At Keeper our top priority is the protection and privacy of our customer’s data. Through our successful launch of the Bugcrowd vulnerability disclosure program, we have connected with many researchers who are working to improve the security and privacy of applications every day.
On June 8, 2018, we received a preliminary research report from a group of researchers (Alessio Merlo, Simone Aonzo, Giulio Tavella, Yanick Fratantonio*). This thorough and detailed report analyzed several leading password managers on the market including Google Smart Lock and Android’s Autofill API recently released into Android Oreo (an explanation of the different forms of Android Autofill can be read in our blog post). A section of the report is dedicated to an analysis of the KeeperFill feature which provides the capability to fill a login and password into a native application or website.

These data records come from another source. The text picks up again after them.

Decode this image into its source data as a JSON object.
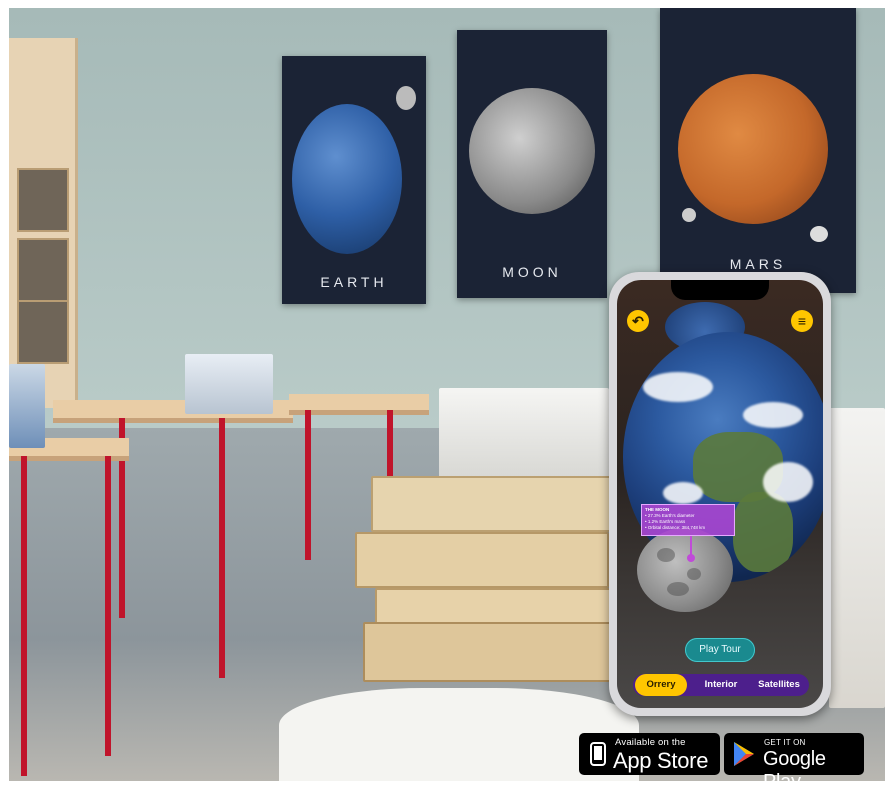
{
  "posters": [
    {
      "name": "EARTH",
      "color": "#2f5fa8"
    },
    {
      "name": "MOON",
      "color": "#9a9a9a"
    },
    {
      "name": "MARS",
      "color": "#c4682a"
    }
  ],
  "app": {
    "back_icon": "undo-arrow-icon",
    "menu_icon": "menu-lines-icon",
    "info_box": {
      "title": "THE MOON",
      "lines": [
        "• 27.3% Earth's diameter",
        "• 1.2% Earth's mass",
        "• Orbital distance: 384,748 km"
      ]
    },
    "play_tour_label": "Play Tour",
    "tabs": [
      {
        "label": "Orrery",
        "active": true
      },
      {
        "label": "Interior",
        "active": false
      },
      {
        "label": "Satellites",
        "active": false
      }
    ],
    "accent": "#ffc600",
    "tabbar_color": "#4d1f8c",
    "button_color": "#1a8a8f"
  },
  "store_badges": {
    "app_store": {
      "small": "Available on the",
      "big": "App Store",
      "icon": "apple-icon"
    },
    "google_play": {
      "small": "GET IT ON",
      "big": "Google Play",
      "icon": "play-triangle-icon"
    }
  }
}
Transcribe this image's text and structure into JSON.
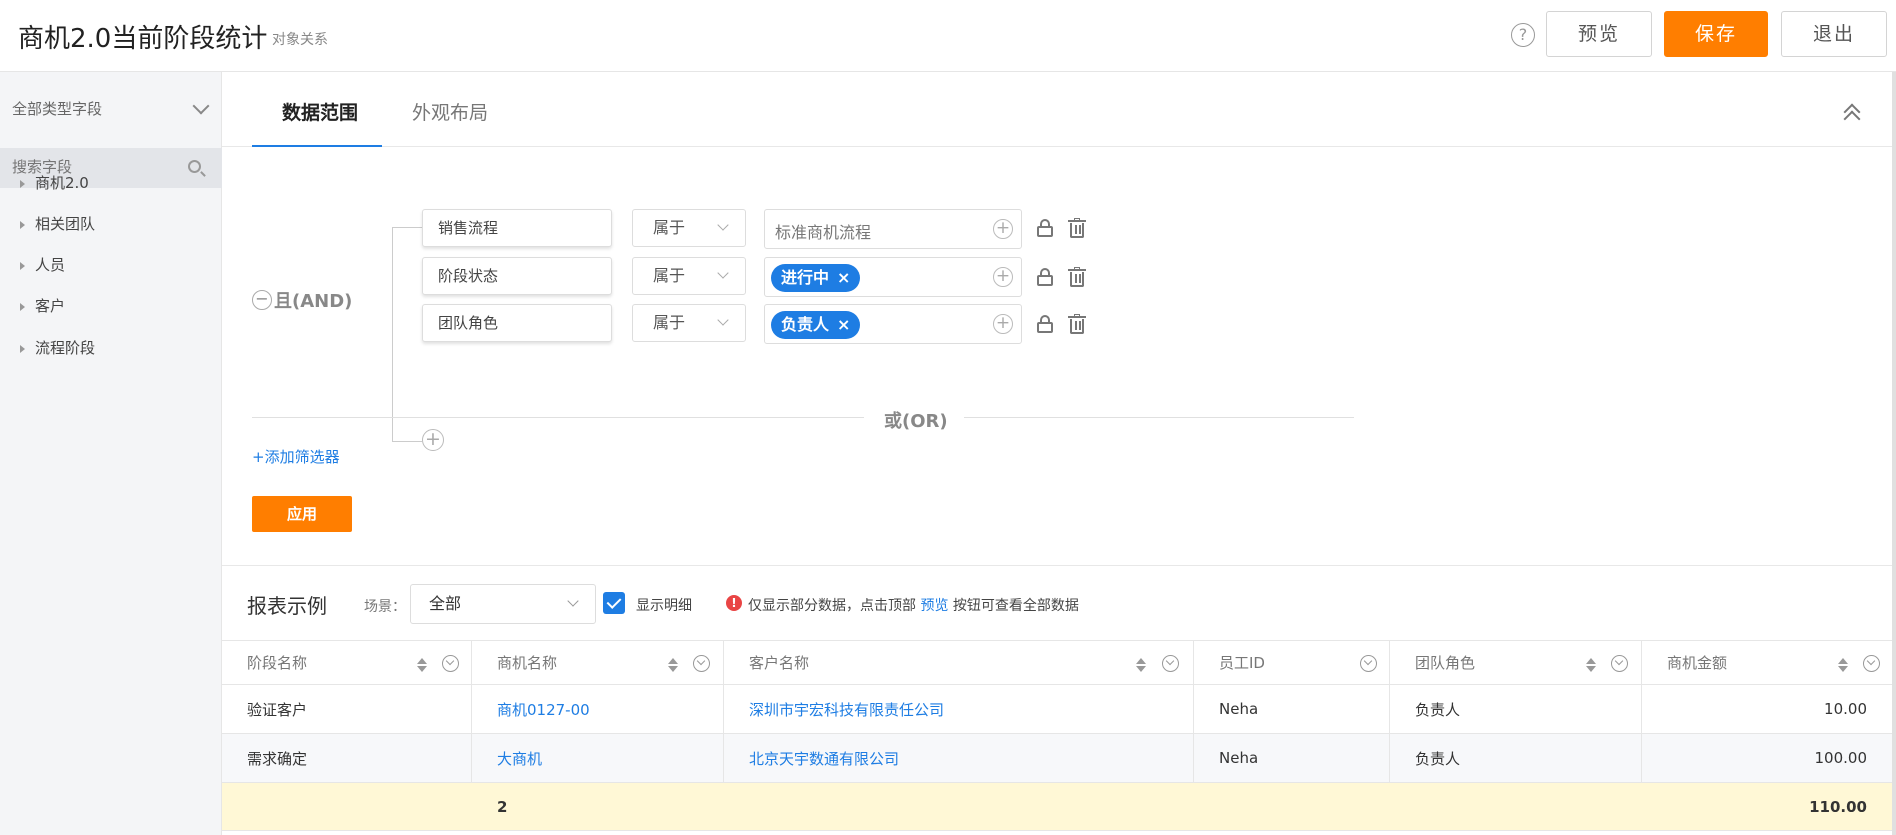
{
  "header": {
    "title": "商机2.0当前阶段统计",
    "subtitle": "对象关系",
    "help_glyph": "?",
    "preview_label": "预览",
    "save_label": "保存",
    "exit_label": "退出"
  },
  "sidebar": {
    "type_select": "全部类型字段",
    "search_placeholder": "搜索字段",
    "items": [
      {
        "label": "商机2.0"
      },
      {
        "label": "相关团队"
      },
      {
        "label": "人员"
      },
      {
        "label": "客户"
      },
      {
        "label": "流程阶段"
      }
    ]
  },
  "tabs": [
    {
      "label": "数据范围",
      "active": true
    },
    {
      "label": "外观布局",
      "active": false
    }
  ],
  "filter": {
    "and_toggle": "−",
    "and_label": "且(AND)",
    "or_label": "或(OR)",
    "add_filter": "+添加筛选器",
    "apply_label": "应用",
    "add_glyph": "+",
    "remove_glyph": "×",
    "conditions": [
      {
        "field": "销售流程",
        "operator": "属于",
        "value_placeholder": "标准商机流程",
        "tag": ""
      },
      {
        "field": "阶段状态",
        "operator": "属于",
        "value_placeholder": "",
        "tag": "进行中"
      },
      {
        "field": "团队角色",
        "operator": "属于",
        "value_placeholder": "",
        "tag": "负责人"
      }
    ]
  },
  "report": {
    "title": "报表示例",
    "scene_label": "场景：",
    "scene_value": "全部",
    "show_detail_label": "显示明细",
    "warn_glyph": "!",
    "notice_prefix": "仅显示部分数据，点击顶部",
    "notice_link": "预览",
    "notice_suffix": "按钮可查看全部数据",
    "columns": [
      "阶段名称",
      "商机名称",
      "客户名称",
      "员工ID",
      "团队角色",
      "商机金额"
    ],
    "rows": [
      [
        "验证客户",
        "商机0127-00",
        "深圳市宇宏科技有限责任公司",
        "Neha",
        "负责人",
        "10.00"
      ],
      [
        "需求确定",
        "大商机",
        "北京天宇数通有限公司",
        "Neha",
        "负责人",
        "100.00"
      ]
    ],
    "total": {
      "count": "2",
      "amount": "110.00"
    }
  },
  "colors": {
    "accent": "#ff7e00",
    "primary": "#1e7de3",
    "total_row_bg": "#fff8d6"
  }
}
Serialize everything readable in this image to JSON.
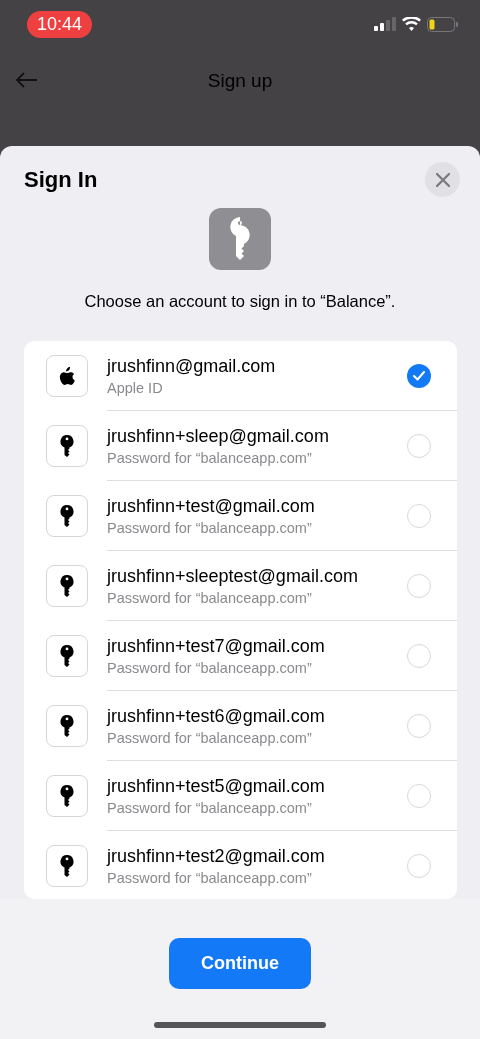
{
  "status_bar": {
    "time": "10:44"
  },
  "nav": {
    "title": "Sign up"
  },
  "sheet": {
    "title": "Sign In",
    "prompt": "Choose an account to sign in to “Balance”.",
    "accounts": [
      {
        "kind": "apple",
        "name": "jrushfinn@gmail.com",
        "detail": "Apple ID",
        "selected": true
      },
      {
        "kind": "password",
        "name": "jrushfinn+sleep@gmail.com",
        "detail": "Password for “balanceapp.com”",
        "selected": false
      },
      {
        "kind": "password",
        "name": "jrushfinn+test@gmail.com",
        "detail": "Password for “balanceapp.com”",
        "selected": false
      },
      {
        "kind": "password",
        "name": "jrushfinn+sleeptest@gmail.com",
        "detail": "Password for “balanceapp.com”",
        "selected": false
      },
      {
        "kind": "password",
        "name": "jrushfinn+test7@gmail.com",
        "detail": "Password for “balanceapp.com”",
        "selected": false
      },
      {
        "kind": "password",
        "name": "jrushfinn+test6@gmail.com",
        "detail": "Password for “balanceapp.com”",
        "selected": false
      },
      {
        "kind": "password",
        "name": "jrushfinn+test5@gmail.com",
        "detail": "Password for “balanceapp.com”",
        "selected": false
      },
      {
        "kind": "password",
        "name": "jrushfinn+test2@gmail.com",
        "detail": "Password for “balanceapp.com”",
        "selected": false
      }
    ],
    "button": "Continue"
  }
}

The report states that a malicious application on the app store could theoretically be downloaded by a user, and Keeper does not stop the user from filling a password on the malicious application. This is because Keeper uses information from Google Play to suggest records that the user may want to fill. To be clear, at this time no Keeper users have reported a phishing attack or known to have installed malicious applications.
To exploit this issue, the following steps need to be taken (on Android Oreo and newer versions):
- Malicious actor publishes a fake app on Google Play containing a website URL in the metadata which they do not own.
- User installs the malicious / fake app from the Google Play store
- The user opens the malicious app, opens the login screen and selects KeeperFill
- The user taps “Fill” to Autofill the login and/or password into the application
- The user accepts a security prompt (“Do you want to link this record …?”)
- The malicious application would capture the password filled by Keeper (this does not affect other records)
As described above, the user must perform several steps including the manual intent to fill a password. Keeper only presents the option to fill a login or password for an application from Google’s store listing references that match a specific URL. After presenting the user with the available matches, the user can elect to fill the password. Keeper never auto-fills login and password credentials into any application without the user’s consent.
As part of the implementation of Android Autofill, one of the strict requirements is to prompt the user for fill confirmation on a new app or website. This requirement has been in place since our initial launch of Autofill with Android Oreo. This security requirement was established by Google and we believe that this is sufficient to alert users. However, to add additional clarification, we have modified the language of the popup to be more descriptive:
We have also added this popup message to our legacy KeeperFill scenario which is being deprecated when the Autofill API is fully supported across all apps and web browsers beginning with Android P.
We have published this change in Keeper for Android version 12.1.1 which was released in July 2018 as part of our monthly application update, along with other planned improvements. As always, we recommend checking the authenticity of the applications you are installing. If you suspect an application is malicious or fake, please report it to Google at this link.
We would like to thank the research team (Alessio Merlo, Simone Aonzo, Giulio Tavella, Yanick Fratantonio) for the highly detailed and professional research work.
If you have any questions, please send us an email to email@example.com. For more information about Keeper’s vulnerability disclosure program or to file a bug, please visit https://bugcrowd.com/keepersecurity.
*Keeper has been communicating closely with Yanick Fratantonio. For up to date information about the report and our response, please check his Twitter.
CTO & Co-founder
Keeper Security Inc.